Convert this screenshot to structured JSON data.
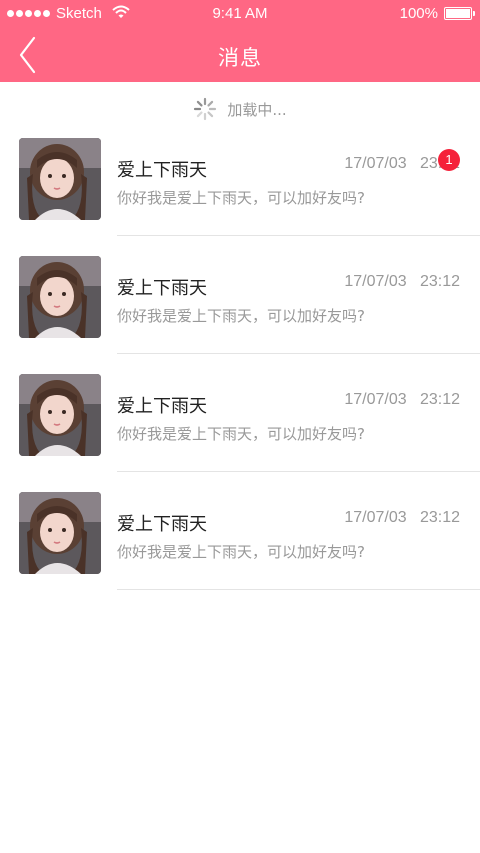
{
  "status_bar": {
    "carrier": "Sketch",
    "time": "9:41 AM",
    "battery": "100%"
  },
  "nav": {
    "title": "消息",
    "back_icon": "chevron-left-icon"
  },
  "loading": {
    "text": "加载中..."
  },
  "messages": [
    {
      "name": "爱上下雨天",
      "preview": "你好我是爱上下雨天，可以加好友吗?",
      "date": "17/07/03",
      "time": "23:12",
      "unread": "1"
    },
    {
      "name": "爱上下雨天",
      "preview": "你好我是爱上下雨天，可以加好友吗?",
      "date": "17/07/03",
      "time": "23:12"
    },
    {
      "name": "爱上下雨天",
      "preview": "你好我是爱上下雨天，可以加好友吗?",
      "date": "17/07/03",
      "time": "23:12"
    },
    {
      "name": "爱上下雨天",
      "preview": "你好我是爱上下雨天，可以加好友吗?",
      "date": "17/07/03",
      "time": "23:12"
    }
  ],
  "colors": {
    "header": "#ff6784",
    "badge": "#f5213a",
    "muted_text": "#999999",
    "primary_text": "#222222"
  }
}
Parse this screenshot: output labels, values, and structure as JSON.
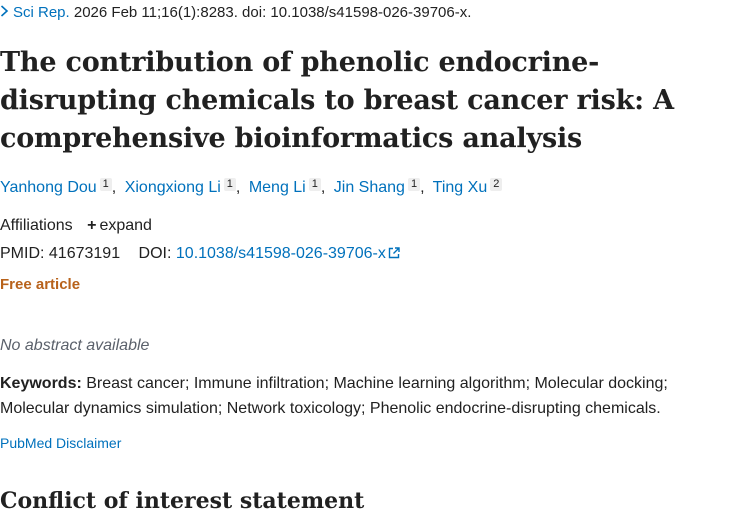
{
  "citation": {
    "journal": "Sci Rep.",
    "details": " 2026 Feb 11;16(1):8283. doi: 10.1038/s41598-026-39706-x."
  },
  "title": "The contribution of phenolic endocrine-disrupting chemicals to breast cancer risk: A comprehensive bioinformatics analysis",
  "authors": [
    {
      "name": "Yanhong Dou",
      "aff": "1"
    },
    {
      "name": "Xiongxiong Li",
      "aff": "1"
    },
    {
      "name": "Meng Li",
      "aff": "1"
    },
    {
      "name": "Jin Shang",
      "aff": "1"
    },
    {
      "name": "Ting Xu",
      "aff": "2"
    }
  ],
  "author_separator": ",",
  "affiliations": {
    "label": "Affiliations",
    "expand_label": "expand"
  },
  "ids": {
    "pmid_label": "PMID:",
    "pmid": "41673191",
    "doi_label": "DOI:",
    "doi": "10.1038/s41598-026-39706-x"
  },
  "free_article": "Free article",
  "no_abstract": "No abstract available",
  "keywords": {
    "label": "Keywords:",
    "text": "Breast cancer; Immune infiltration; Machine learning algorithm; Molecular docking; Molecular dynamics simulation; Network toxicology; Phenolic endocrine-disrupting chemicals."
  },
  "disclaimer": "PubMed Disclaimer",
  "next_heading": "Conflict of interest statement",
  "colors": {
    "link": "#0071bc",
    "free_article": "#b8621b",
    "text": "#212121",
    "muted": "#5b616b"
  },
  "icons": {
    "journal_chevron": "chevron-right-icon",
    "doi_external": "external-link-icon",
    "expand": "plus-icon"
  }
}
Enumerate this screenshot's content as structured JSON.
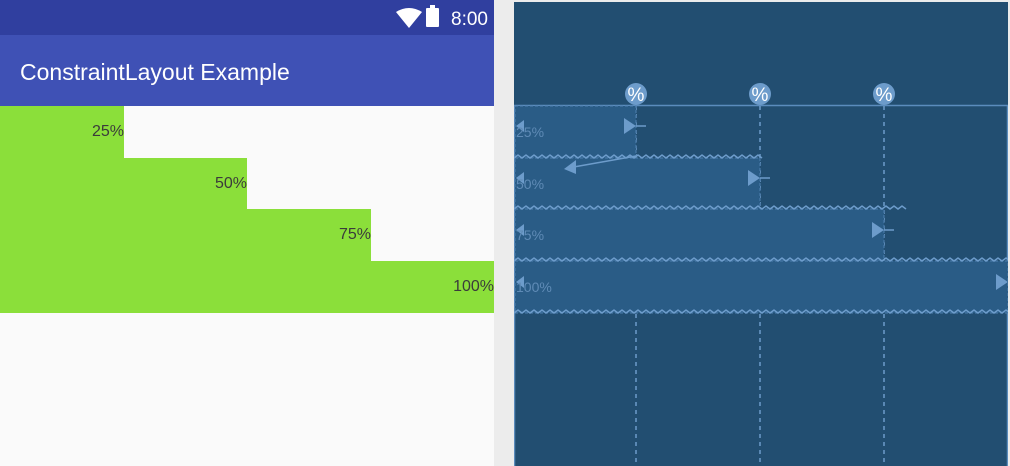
{
  "status_bar": {
    "time": "8:00"
  },
  "app_bar": {
    "title": "ConstraintLayout Example"
  },
  "bars": [
    {
      "label": "25%",
      "percent": 25
    },
    {
      "label": "50%",
      "percent": 50
    },
    {
      "label": "75%",
      "percent": 75
    },
    {
      "label": "100%",
      "percent": 100
    }
  ],
  "blueprint": {
    "guideline_percents": [
      25,
      50,
      75
    ],
    "guideline_icon_label": "%"
  },
  "colors": {
    "status_bar": "#303F9F",
    "app_bar": "#3F51B5",
    "bar_fill": "#8BDF3A",
    "blueprint_bg": "#224E71",
    "blueprint_line": "#6d9ccb"
  }
}
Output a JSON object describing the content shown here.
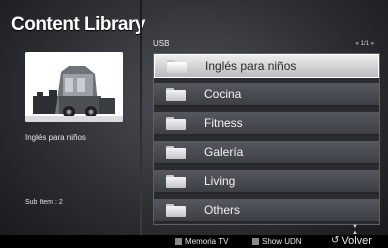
{
  "header": {
    "title": "Content Library"
  },
  "preview": {
    "caption": "Inglés para niños",
    "sub_item": "Sub Item : 2"
  },
  "browser": {
    "breadcrumb": "USB",
    "pager": "« 1/1 »",
    "items": [
      {
        "label": "Inglés para niños",
        "selected": true
      },
      {
        "label": "Cocina"
      },
      {
        "label": "Fitness"
      },
      {
        "label": "Galería"
      },
      {
        "label": "Living"
      },
      {
        "label": "Others"
      }
    ],
    "scroll_arrows": "▼ ▲"
  },
  "footer": {
    "memoria_label": "Memoria TV",
    "udn_label": "Show UDN",
    "back_label": "Volver"
  },
  "colors": {
    "selected_row": "#e0e0e0",
    "row": "#4a4d52",
    "key_square": "#8a8a8a"
  }
}
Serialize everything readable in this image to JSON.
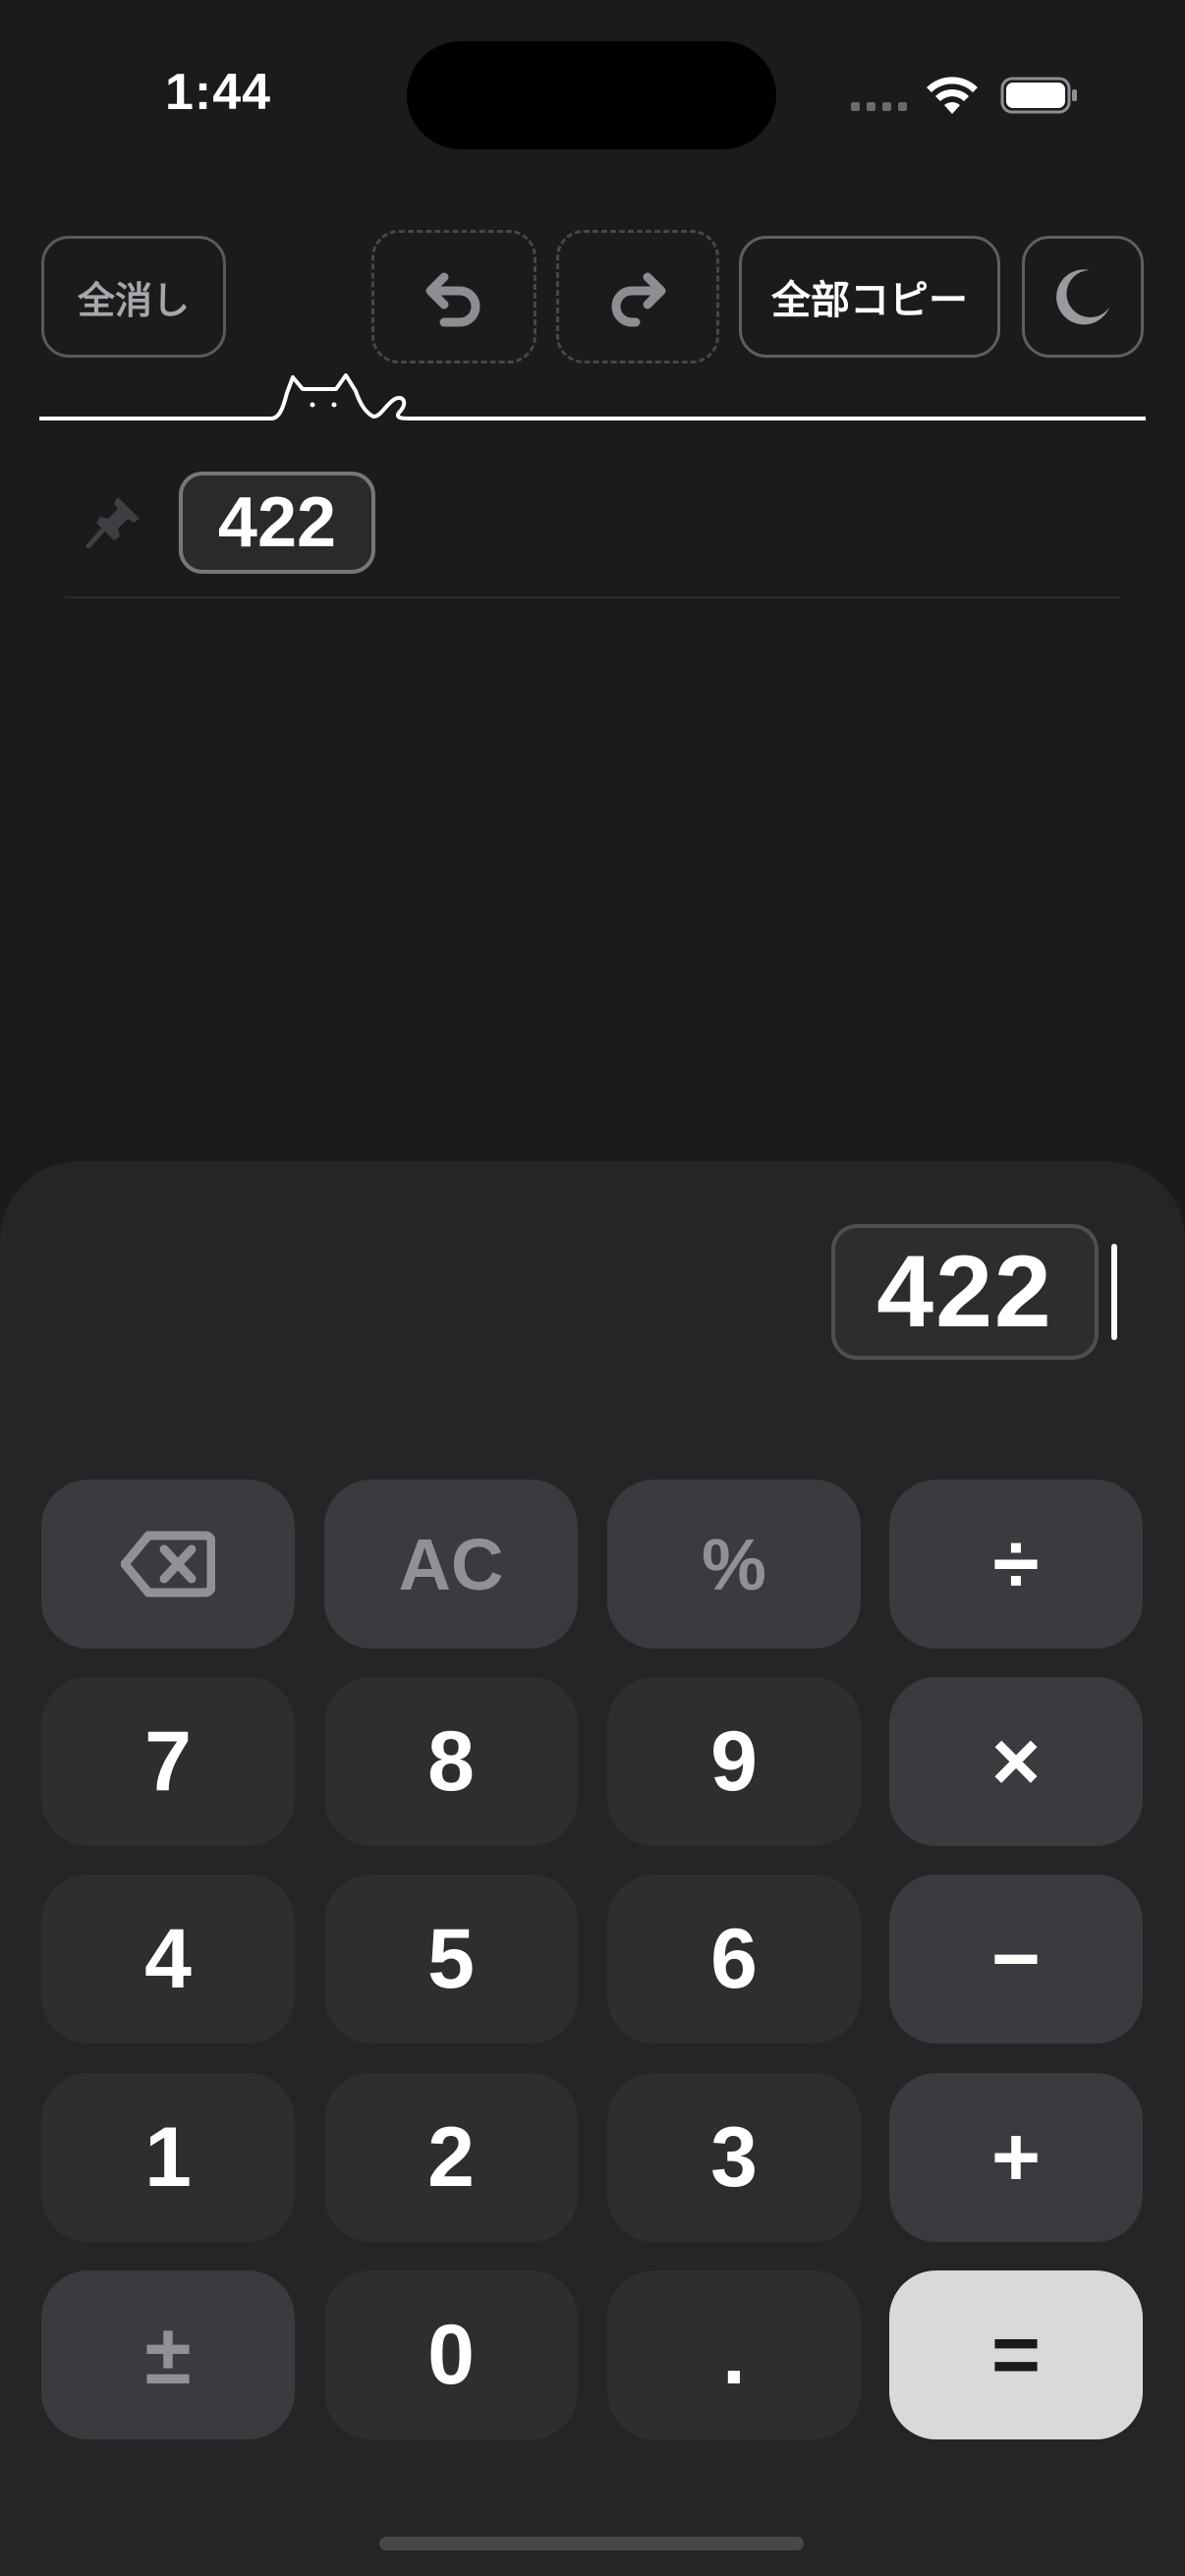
{
  "status_bar": {
    "time": "1:44",
    "icons": [
      "cellular-icon",
      "wifi-icon",
      "battery-icon"
    ]
  },
  "toolbar": {
    "clear_all_label": "全消し",
    "undo_icon": "undo-icon",
    "redo_icon": "redo-icon",
    "copy_all_label": "全部コピー",
    "theme_icon": "moon-icon"
  },
  "history": {
    "items": [
      {
        "value": "422",
        "pinned": true
      }
    ]
  },
  "display": {
    "expression": "422"
  },
  "keypad": {
    "rows": [
      [
        "⌫",
        "AC",
        "%",
        "÷"
      ],
      [
        "7",
        "8",
        "9",
        "×"
      ],
      [
        "4",
        "5",
        "6",
        "−"
      ],
      [
        "1",
        "2",
        "3",
        "+"
      ],
      [
        "±",
        "0",
        ".",
        "="
      ]
    ]
  },
  "colors": {
    "background": "#1b1b1d",
    "panel": "#252528",
    "key": "#2e2e31",
    "function_key": "#3b3b3f",
    "equals_key": "#d9d9d9"
  }
}
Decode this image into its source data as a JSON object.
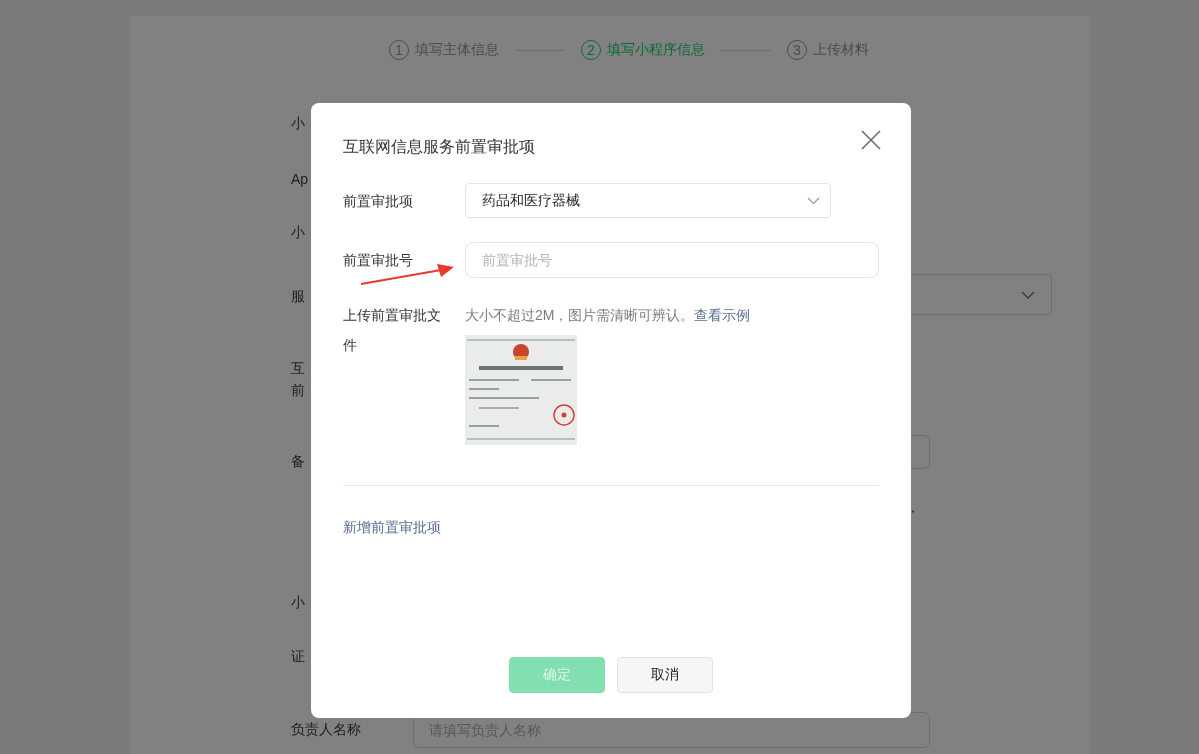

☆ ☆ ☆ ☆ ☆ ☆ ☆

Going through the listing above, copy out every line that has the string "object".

Task answer:
Output a JSON object describing the content shown here.
Decode this image into its source data as a JSON object.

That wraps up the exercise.